== YOUR TASK ==
Please write out the listing exactly, with nothing altered.
====== DATA EXTRACT
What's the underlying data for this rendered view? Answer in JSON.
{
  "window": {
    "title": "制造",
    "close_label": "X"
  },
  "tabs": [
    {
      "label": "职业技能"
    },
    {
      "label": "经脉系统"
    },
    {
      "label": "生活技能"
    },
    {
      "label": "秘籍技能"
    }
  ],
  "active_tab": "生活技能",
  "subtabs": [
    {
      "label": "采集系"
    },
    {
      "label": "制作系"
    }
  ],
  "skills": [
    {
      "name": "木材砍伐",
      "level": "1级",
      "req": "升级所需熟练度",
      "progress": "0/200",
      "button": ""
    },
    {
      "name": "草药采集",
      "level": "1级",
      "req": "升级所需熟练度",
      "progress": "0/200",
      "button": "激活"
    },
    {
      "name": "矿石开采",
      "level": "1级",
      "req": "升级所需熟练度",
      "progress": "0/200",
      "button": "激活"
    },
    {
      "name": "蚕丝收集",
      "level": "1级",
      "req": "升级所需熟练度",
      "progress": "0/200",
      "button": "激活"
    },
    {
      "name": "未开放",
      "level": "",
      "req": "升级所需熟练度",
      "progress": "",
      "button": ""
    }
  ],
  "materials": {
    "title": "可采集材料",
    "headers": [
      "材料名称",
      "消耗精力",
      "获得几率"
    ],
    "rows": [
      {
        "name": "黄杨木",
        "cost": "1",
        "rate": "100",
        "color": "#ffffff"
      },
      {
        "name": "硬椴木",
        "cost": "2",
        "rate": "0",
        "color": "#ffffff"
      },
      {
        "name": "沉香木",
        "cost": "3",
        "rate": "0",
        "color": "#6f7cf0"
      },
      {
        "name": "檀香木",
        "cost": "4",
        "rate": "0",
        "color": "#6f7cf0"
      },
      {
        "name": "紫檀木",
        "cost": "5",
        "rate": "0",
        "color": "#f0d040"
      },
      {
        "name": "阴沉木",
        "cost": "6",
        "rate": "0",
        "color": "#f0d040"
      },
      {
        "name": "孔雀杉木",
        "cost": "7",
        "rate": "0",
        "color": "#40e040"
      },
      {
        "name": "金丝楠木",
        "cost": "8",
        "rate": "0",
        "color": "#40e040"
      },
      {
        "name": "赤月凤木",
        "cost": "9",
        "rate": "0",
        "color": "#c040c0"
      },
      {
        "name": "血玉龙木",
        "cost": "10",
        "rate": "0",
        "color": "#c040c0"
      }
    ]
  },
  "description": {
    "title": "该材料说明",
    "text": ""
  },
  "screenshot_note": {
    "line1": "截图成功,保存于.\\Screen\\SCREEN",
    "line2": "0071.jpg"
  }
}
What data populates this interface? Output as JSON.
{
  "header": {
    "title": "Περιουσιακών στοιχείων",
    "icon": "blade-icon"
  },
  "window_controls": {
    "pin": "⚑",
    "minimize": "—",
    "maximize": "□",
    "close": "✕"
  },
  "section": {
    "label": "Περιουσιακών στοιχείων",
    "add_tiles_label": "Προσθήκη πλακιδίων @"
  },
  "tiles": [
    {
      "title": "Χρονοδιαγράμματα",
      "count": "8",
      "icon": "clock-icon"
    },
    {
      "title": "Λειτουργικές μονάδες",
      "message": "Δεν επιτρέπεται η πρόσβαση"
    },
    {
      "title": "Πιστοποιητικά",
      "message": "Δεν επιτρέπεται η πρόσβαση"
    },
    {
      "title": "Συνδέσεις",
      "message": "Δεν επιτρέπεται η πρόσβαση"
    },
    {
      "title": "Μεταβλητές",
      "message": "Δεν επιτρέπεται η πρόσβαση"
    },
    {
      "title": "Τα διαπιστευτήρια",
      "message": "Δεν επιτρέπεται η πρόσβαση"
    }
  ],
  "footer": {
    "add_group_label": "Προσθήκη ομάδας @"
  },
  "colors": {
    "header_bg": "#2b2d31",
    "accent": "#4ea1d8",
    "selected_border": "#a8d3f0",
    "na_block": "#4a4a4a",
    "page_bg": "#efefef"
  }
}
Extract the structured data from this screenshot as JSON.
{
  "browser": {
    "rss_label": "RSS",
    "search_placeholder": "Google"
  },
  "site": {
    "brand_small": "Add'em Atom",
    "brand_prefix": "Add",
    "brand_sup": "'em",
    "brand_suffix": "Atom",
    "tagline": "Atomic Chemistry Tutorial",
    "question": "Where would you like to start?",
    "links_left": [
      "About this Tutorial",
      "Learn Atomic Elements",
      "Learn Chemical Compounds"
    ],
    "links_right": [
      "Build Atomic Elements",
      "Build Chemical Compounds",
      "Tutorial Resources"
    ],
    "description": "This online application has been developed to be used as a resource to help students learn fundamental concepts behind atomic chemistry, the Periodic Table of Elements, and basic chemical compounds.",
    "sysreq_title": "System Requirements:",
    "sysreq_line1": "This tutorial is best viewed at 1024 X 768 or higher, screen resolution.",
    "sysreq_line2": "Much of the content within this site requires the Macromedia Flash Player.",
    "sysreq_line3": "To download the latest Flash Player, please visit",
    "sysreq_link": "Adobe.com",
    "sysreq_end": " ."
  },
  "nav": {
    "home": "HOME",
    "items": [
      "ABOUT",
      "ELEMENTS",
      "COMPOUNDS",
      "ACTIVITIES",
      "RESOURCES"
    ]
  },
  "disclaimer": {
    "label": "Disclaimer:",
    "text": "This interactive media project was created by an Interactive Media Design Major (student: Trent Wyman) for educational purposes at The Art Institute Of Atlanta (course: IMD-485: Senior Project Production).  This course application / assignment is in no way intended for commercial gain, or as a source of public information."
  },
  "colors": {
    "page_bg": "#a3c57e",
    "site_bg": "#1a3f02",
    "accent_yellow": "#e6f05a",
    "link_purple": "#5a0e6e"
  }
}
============
== THE COMPLETED TASK ==
What's the underlying data for this rendered view? Answer in JSON.
{
  "window": {
    "title": "制造",
    "close_label": "X"
  },
  "tabs": [
    {
      "label": "职业技能"
    },
    {
      "label": "经脉系统"
    },
    {
      "label": "生活技能"
    },
    {
      "label": "秘籍技能"
    }
  ],
  "active_tab": "生活技能",
  "subtabs": [
    {
      "label": "采集系"
    },
    {
      "label": "制作系"
    }
  ],
  "skills": [
    {
      "name": "木材砍伐",
      "level": "1级",
      "req": "升级所需熟练度",
      "progress": "0/200",
      "button": ""
    },
    {
      "name": "草药采集",
      "level": "1级",
      "req": "升级所需熟练度",
      "progress": "0/200",
      "button": "激活"
    },
    {
      "name": "矿石开采",
      "level": "1级",
      "req": "升级所需熟练度",
      "progress": "0/200",
      "button": "激活"
    },
    {
      "name": "蚕丝收集",
      "level": "1级",
      "req": "升级所需熟练度",
      "progress": "0/200",
      "button": "激活"
    },
    {
      "name": "未开放",
      "level": "",
      "req": "升级所需熟练度",
      "progress": "",
      "button": ""
    }
  ],
  "materials": {
    "title": "可采集材料",
    "headers": [
      "材料名称",
      "消耗精力",
      "获得几率"
    ],
    "rows": [
      {
        "name": "黄杨木",
        "cost": "1",
        "rate": "100",
        "color": "#ffffff"
      },
      {
        "name": "硬椴木",
        "cost": "2",
        "rate": "0",
        "color": "#ffffff"
      },
      {
        "name": "沉香木",
        "cost": "3",
        "rate": "0",
        "color": "#6f7cf0"
      },
      {
        "name": "檀香木",
        "cost": "4",
        "rate": "0",
        "color": "#6f7cf0"
      },
      {
        "name": "紫檀木",
        "cost": "5",
        "rate": "0",
        "color": "#f0d040"
      },
      {
        "name": "阴沉木",
        "cost": "6",
        "rate": "0",
        "color": "#f0d040"
      },
      {
        "name": "孔雀杉木",
        "cost": "7",
        "rate": "0",
        "color": "#40e040"
      },
      {
        "name": "金丝楠木",
        "cost": "8",
        "rate": "0",
        "color": "#40e040"
      },
      {
        "name": "赤月凤木",
        "cost": "9",
        "rate": "0",
        "color": "#c040c0"
      },
      {
        "name": "血玉龙木",
        "cost": "10",
        "rate": "0",
        "color": "#c040c0"
      }
    ]
  },
  "description": {
    "title": "该材料说明",
    "text": ""
  },
  "screenshot_note": {
    "line1": "截图成功,保存于.\\Screen\\SCREEN",
    "line2": "0071.jpg"
  }
}
What data populates this interface? Output as JSON.
{
  "header": {
    "title": "Περιουσιακών στοιχείων",
    "icon": "blade-icon"
  },
  "window_controls": {
    "pin": "⚑",
    "minimize": "—",
    "maximize": "□",
    "close": "✕"
  },
  "section": {
    "label": "Περιουσιακών στοιχείων",
    "add_tiles_label": "Προσθήκη πλακιδίων @"
  },
  "tiles": [
    {
      "title": "Χρονοδιαγράμματα",
      "count": "8",
      "icon": "clock-icon"
    },
    {
      "title": "Λειτουργικές μονάδες",
      "message": "Δεν επιτρέπεται η πρόσβαση"
    },
    {
      "title": "Πιστοποιητικά",
      "message": "Δεν επιτρέπεται η πρόσβαση"
    },
    {
      "title": "Συνδέσεις",
      "message": "Δεν επιτρέπεται η πρόσβαση"
    },
    {
      "title": "Μεταβλητές",
      "message": "Δεν επιτρέπεται η πρόσβαση"
    },
    {
      "title": "Τα διαπιστευτήρια",
      "message": "Δεν επιτρέπεται η πρόσβαση"
    }
  ],
  "footer": {
    "add_group_label": "Προσθήκη ομάδας @"
  },
  "colors": {
    "header_bg": "#2b2d31",
    "accent": "#4ea1d8",
    "selected_border": "#a8d3f0",
    "na_block": "#4a4a4a",
    "page_bg": "#efefef"
  }
}
Extract the structured data from this screenshot as JSON.
{
  "browser": {
    "rss_label": "RSS",
    "search_placeholder": "Google"
  },
  "site": {
    "brand_small": "Add'em Atom",
    "brand_prefix": "Add",
    "brand_sup": "'em",
    "brand_suffix": "Atom",
    "tagline": "Atomic Chemistry Tutorial",
    "question": "Where would you like to start?",
    "links_left": [
      "About this Tutorial",
      "Learn Atomic Elements",
      "Learn Chemical Compounds"
    ],
    "links_right": [
      "Build Atomic Elements",
      "Build Chemical Compounds",
      "Tutorial Resources"
    ],
    "description": "This online application has been developed to be used as a resource to help students learn fundamental concepts behind atomic chemistry, the Periodic Table of Elements, and basic chemical compounds.",
    "sysreq_title": "System Requirements:",
    "sysreq_line1": "This tutorial is best viewed at 1024 X 768 or higher, screen resolution.",
    "sysreq_line2": "Much of the content within this site requires the Macromedia Flash Player.",
    "sysreq_line3": "To download the latest Flash Player, please visit",
    "sysreq_link": "Adobe.com",
    "sysreq_end": " ."
  },
  "nav": {
    "home": "HOME",
    "items": [
      "ABOUT",
      "ELEMENTS",
      "COMPOUNDS",
      "ACTIVITIES",
      "RESOURCES"
    ]
  },
  "disclaimer": {
    "label": "Disclaimer:",
    "text": "This interactive media project was created by an Interactive Media Design Major (student: Trent Wyman) for educational purposes at The Art Institute Of Atlanta (course: IMD-485: Senior Project Production).  This course application / assignment is in no way intended for commercial gain, or as a source of public information."
  },
  "colors": {
    "page_bg": "#a3c57e",
    "site_bg": "#1a3f02",
    "accent_yellow": "#e6f05a",
    "link_purple": "#5a0e6e"
  }
}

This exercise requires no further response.